*** Source information ***

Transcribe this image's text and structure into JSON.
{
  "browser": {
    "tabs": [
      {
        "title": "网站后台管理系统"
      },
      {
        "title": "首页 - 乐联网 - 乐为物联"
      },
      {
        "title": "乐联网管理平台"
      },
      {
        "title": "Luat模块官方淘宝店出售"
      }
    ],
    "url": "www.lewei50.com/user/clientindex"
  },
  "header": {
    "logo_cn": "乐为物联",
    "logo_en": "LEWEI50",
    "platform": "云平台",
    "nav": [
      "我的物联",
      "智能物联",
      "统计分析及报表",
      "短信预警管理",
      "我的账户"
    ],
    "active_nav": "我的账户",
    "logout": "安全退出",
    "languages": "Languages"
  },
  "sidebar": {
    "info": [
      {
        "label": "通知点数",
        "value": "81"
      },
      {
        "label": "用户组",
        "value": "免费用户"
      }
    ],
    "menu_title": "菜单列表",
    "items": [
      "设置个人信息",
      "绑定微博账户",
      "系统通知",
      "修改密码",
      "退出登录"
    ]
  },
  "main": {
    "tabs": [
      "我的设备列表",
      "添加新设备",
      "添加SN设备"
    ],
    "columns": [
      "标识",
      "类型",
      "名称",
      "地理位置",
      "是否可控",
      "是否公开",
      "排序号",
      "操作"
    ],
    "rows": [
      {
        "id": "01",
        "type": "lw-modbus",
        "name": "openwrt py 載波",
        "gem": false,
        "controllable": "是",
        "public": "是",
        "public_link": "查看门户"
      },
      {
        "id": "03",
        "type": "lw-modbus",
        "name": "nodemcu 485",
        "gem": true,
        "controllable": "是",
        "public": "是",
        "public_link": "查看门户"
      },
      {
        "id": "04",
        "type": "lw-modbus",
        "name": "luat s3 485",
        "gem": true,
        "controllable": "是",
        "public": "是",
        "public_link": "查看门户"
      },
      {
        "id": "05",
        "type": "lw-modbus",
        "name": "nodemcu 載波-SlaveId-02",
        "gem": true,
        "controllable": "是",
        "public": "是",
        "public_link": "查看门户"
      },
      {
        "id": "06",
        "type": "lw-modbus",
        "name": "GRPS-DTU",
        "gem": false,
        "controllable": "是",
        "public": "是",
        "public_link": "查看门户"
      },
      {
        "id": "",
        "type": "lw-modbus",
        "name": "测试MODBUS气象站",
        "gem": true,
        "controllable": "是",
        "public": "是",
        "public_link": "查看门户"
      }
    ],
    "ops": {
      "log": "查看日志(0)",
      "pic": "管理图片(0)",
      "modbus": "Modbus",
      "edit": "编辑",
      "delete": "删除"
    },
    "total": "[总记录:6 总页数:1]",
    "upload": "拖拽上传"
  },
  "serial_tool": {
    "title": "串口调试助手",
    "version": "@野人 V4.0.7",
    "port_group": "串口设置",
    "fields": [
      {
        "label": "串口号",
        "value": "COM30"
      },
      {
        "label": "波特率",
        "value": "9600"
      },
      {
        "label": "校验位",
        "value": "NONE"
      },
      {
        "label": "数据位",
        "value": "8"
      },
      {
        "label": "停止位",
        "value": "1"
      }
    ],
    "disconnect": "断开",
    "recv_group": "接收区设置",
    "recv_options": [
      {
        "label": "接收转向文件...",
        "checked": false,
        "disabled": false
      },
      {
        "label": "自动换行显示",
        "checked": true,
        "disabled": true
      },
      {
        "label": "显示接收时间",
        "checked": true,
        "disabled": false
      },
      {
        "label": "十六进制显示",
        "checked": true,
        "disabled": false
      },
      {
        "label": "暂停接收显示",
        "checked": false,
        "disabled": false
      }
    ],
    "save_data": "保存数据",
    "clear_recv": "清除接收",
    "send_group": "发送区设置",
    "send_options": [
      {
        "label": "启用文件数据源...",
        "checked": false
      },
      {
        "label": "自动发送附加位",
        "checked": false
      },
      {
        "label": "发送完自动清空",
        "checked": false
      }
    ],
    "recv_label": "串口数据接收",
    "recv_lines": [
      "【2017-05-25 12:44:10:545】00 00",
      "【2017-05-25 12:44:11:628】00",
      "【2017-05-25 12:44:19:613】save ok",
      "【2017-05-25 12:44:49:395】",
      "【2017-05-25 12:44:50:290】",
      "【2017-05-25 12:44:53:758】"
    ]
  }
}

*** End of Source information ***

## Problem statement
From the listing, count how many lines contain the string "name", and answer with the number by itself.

## Response
6